WHAT IS EXPECTED: When you reach the records below, output every one exactly as written but leave out any pictures.

STORED DATA:
= = = = = = =

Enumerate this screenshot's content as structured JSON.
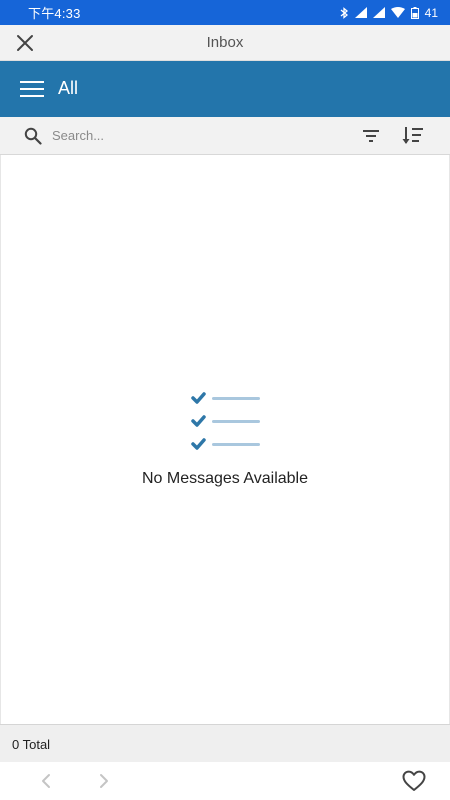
{
  "status_bar": {
    "time": "下午4:33",
    "battery": "41"
  },
  "title_bar": {
    "title": "Inbox"
  },
  "header": {
    "title": "All"
  },
  "search": {
    "placeholder": "Search..."
  },
  "empty_state": {
    "message": "No Messages Available"
  },
  "footer": {
    "total": "0 Total"
  },
  "colors": {
    "status_bar": "#1665d8",
    "header": "#2375ab",
    "check_accent": "#2e77a8",
    "line_accent": "#a9c7de"
  },
  "icons": {
    "close": "close-icon",
    "menu": "menu-icon",
    "search": "search-icon",
    "filter": "filter-icon",
    "sort": "sort-icon",
    "empty": "checklist-icon",
    "back": "back-icon",
    "forward": "forward-icon",
    "favorite": "heart-icon"
  }
}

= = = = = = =

EXERCISE ANSWER:
Enumerate this screenshot's content as structured JSON.
{
  "status_bar": {
    "time": "下午4:33",
    "battery": "41"
  },
  "title_bar": {
    "title": "Inbox"
  },
  "header": {
    "title": "All"
  },
  "search": {
    "placeholder": "Search..."
  },
  "empty_state": {
    "message": "No Messages Available"
  },
  "footer": {
    "total": "0 Total"
  },
  "colors": {
    "status_bar": "#1665d8",
    "header": "#2375ab",
    "check_accent": "#2e77a8",
    "line_accent": "#a9c7de"
  },
  "icons": {
    "close": "close-icon",
    "menu": "menu-icon",
    "search": "search-icon",
    "filter": "filter-icon",
    "sort": "sort-icon",
    "empty": "checklist-icon",
    "back": "back-icon",
    "forward": "forward-icon",
    "favorite": "heart-icon"
  }
}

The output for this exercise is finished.